The number of pupils being expelled from secondary schools in Bath and north east Somerset has increased five-fold over recent years.
Back in 2009/10 only four students were permanently excluded across the local authority area, but this went up to 20 in 2012/13 and the statistics suggest it is on the rise.
However, the number of temporary exclusions has significantly dropped, leading officers from Bath and North East Somerset Council to suggest schools are using “illegal exclusions” to get problem students off school grounds without officially recording it.
The report was published in response to questions from councillors about whether secondary schools converting to academies had led to an increase in exclusions.
One possible explanation for the rise in permanent exclusions is that previously schools have been fined £6,000 for each expelled pupil, to cover the cost of finding them another place.

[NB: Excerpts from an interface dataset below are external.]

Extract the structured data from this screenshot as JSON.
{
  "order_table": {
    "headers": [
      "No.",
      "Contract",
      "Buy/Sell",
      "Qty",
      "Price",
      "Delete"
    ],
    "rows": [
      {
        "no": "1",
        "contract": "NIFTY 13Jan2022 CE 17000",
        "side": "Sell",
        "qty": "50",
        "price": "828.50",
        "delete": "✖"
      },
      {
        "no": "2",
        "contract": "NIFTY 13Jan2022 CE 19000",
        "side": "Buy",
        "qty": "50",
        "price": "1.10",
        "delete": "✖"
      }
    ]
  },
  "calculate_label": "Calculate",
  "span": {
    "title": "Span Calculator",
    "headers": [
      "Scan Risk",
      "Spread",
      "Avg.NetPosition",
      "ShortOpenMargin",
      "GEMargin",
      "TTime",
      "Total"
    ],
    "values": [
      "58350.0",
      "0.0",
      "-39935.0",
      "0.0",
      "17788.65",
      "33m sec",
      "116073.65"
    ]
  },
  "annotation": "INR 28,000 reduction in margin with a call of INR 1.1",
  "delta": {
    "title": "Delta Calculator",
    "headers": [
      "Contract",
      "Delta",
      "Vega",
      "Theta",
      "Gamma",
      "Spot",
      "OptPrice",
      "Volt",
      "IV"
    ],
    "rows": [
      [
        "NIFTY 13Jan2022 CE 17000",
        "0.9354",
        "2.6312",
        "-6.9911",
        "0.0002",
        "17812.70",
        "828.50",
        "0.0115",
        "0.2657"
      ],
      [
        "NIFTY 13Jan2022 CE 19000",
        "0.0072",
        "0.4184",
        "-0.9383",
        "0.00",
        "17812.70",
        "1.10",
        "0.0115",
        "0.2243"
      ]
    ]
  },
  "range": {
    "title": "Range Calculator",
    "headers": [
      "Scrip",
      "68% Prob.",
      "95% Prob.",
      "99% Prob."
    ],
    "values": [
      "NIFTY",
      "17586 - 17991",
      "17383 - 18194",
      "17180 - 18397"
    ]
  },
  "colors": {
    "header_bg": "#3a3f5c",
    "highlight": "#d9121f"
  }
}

But B&NES had no legal powers to impose this and back in 2010 one unnamed academy refused to pay, leading to a domino effect across all schools.
The report said: “This was a financial penalty to deter schools and to encourage them to manage pupil behaviour differently....
“It could therefore be concluded that a lack of financial consequences when permanently excluding a child led to a rise in permanent exclusions, rather than the conversion to academy status.”
The issue of “illegal exclusions” is a national problem and the drop in recorded fixed-term exclusions in B&NES suggests it is a local problem as well.
Council officers said this was backed up by anecdotal evidence from schools and parents.
The report said: “In B&NES the data indicates that secondary schools may be underreporting fixed term exclusions.
“Informal or unofficial exclusions, such as sending pupils home to “cool off” are unlawful, regardless of whether they occur with the agreement of parents or carers.
“Any exclusion of a pupil, even for short periods of time, must be formally recorded.”
Speaking at an early years, children and youth policy, development and scrutiny panel meeting this week, B&NES Council’s strategic director of children’s services Ashley Ayre explained how the permanent exclusion system worked, with all primary and secondary schools, whether they were academies or not, being involved with panels to place excluded students in new schools.
He said it generally worked well, although he admitted that the cooperation of Bath secondary schools was not good.
“On the whole the primary panels work well and two out of the three secondary panels work well,” he said.
“I don’t think we can say the same for the Bath panel and it does take some time to place some children.”